Often when you’re trying to debug a piece of code, the debugger steps into a block you didn’t expect it to. Most of the time this is because your code has a logic error, and it wasn’t doing what your mental model thought it would.
Other times it’s because you accidentally compiled with optimizations on, and the compiler did some magic to make the outcome the same even if the code was different.
This post talks about a scenario where it’s neither of those things. Instead it’s something much more dangerous and difficult to detect — a violation of the One Definition Rule (ODR).
In this post I’ll talk a little about C++’s One Definition Rule, and then discuss how one manifested itself in a project I was working on. I’ll talk about how to detect them, and how I resolved mine.
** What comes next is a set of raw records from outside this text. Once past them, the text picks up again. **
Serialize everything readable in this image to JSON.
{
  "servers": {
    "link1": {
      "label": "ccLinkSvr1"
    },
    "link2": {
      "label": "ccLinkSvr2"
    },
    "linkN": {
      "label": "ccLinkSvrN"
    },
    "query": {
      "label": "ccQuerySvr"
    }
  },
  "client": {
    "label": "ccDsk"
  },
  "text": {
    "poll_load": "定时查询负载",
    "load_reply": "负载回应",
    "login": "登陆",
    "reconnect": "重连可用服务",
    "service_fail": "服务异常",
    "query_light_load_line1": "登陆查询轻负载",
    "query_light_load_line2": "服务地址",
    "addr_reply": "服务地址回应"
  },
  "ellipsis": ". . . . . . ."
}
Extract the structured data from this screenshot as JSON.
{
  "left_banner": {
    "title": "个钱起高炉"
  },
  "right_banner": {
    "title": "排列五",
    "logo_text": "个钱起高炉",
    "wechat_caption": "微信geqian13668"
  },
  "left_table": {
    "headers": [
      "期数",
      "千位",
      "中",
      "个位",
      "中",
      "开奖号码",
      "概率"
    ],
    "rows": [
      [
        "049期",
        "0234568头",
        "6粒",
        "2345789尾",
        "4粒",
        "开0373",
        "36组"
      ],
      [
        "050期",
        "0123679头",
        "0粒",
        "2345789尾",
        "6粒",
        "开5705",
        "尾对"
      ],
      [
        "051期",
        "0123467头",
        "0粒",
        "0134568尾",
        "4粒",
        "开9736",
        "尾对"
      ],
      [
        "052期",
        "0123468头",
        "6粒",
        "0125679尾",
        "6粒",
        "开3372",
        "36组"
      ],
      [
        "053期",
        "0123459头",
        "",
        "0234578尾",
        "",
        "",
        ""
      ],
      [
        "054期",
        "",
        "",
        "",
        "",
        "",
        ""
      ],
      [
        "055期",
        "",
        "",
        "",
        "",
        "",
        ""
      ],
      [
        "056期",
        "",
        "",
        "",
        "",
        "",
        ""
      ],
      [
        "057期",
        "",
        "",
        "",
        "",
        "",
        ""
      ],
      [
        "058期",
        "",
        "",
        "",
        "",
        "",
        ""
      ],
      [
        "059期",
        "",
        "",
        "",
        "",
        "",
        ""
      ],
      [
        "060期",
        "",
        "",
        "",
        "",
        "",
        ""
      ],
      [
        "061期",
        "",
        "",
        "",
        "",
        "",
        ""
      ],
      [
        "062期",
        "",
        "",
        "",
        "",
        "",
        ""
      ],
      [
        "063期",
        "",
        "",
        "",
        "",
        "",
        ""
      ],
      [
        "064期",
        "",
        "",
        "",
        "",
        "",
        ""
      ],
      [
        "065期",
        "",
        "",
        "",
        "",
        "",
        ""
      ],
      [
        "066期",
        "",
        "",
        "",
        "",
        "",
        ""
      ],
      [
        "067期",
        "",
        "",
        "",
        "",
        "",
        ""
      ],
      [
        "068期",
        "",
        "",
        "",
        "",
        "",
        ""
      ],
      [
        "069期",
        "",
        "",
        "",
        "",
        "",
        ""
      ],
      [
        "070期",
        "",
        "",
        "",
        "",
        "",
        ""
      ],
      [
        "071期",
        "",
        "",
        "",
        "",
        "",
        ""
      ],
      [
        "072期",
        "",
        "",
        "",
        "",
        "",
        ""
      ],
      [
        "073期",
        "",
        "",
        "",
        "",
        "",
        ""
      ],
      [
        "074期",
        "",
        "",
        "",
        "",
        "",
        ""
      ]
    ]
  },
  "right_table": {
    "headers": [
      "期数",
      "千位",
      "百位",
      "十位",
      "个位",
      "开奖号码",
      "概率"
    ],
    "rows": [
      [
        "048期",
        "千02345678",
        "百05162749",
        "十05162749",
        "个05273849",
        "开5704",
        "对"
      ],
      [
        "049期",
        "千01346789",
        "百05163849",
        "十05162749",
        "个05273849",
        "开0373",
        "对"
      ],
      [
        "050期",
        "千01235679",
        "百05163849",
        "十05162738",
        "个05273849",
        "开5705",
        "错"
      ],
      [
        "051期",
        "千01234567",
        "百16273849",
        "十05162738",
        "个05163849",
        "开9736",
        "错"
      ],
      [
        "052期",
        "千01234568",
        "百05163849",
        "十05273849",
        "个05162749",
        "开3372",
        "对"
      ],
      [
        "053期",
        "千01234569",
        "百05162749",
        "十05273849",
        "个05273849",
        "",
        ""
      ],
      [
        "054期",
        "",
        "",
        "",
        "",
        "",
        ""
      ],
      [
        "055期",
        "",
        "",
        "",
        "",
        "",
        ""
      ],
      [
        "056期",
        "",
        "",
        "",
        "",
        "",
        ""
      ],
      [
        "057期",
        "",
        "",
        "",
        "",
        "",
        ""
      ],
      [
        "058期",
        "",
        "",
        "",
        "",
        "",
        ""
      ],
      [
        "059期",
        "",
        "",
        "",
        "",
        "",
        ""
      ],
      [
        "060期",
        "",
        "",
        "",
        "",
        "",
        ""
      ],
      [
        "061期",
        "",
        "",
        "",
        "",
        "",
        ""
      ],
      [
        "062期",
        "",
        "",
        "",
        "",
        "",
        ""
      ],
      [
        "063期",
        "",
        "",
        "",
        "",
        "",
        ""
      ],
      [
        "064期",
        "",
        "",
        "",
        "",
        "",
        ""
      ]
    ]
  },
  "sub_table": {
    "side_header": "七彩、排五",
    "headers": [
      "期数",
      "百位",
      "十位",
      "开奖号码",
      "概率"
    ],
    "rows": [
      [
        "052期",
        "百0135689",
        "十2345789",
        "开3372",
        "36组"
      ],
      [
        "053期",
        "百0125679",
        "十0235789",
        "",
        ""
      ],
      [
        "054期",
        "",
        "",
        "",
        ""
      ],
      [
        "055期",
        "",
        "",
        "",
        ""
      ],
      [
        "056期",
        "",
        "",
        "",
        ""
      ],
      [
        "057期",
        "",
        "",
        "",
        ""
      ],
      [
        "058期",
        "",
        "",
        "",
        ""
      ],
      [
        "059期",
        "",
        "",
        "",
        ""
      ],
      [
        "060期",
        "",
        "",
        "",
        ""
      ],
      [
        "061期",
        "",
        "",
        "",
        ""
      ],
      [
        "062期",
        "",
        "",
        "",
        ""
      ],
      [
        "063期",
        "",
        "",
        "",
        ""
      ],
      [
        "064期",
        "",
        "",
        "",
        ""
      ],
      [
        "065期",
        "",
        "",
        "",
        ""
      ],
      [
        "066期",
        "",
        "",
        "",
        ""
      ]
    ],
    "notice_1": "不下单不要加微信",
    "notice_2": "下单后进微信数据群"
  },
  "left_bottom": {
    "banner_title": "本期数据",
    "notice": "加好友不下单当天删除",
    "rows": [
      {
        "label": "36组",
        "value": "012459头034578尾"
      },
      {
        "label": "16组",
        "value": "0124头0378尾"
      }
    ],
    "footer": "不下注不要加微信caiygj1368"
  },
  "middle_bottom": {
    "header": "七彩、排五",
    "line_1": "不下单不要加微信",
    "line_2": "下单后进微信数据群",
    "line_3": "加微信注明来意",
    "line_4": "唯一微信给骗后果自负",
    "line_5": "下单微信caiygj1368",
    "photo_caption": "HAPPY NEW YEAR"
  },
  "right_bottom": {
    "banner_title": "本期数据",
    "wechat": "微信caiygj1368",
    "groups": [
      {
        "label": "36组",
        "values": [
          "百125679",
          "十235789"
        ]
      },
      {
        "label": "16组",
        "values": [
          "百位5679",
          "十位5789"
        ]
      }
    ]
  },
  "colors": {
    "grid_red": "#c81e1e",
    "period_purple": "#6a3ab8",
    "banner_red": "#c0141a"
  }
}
(I talk a lot about violating ODR in the context of a tool I use (SWIG), but the manner in which I violated ODR is applicable to any C++ library that links to another.)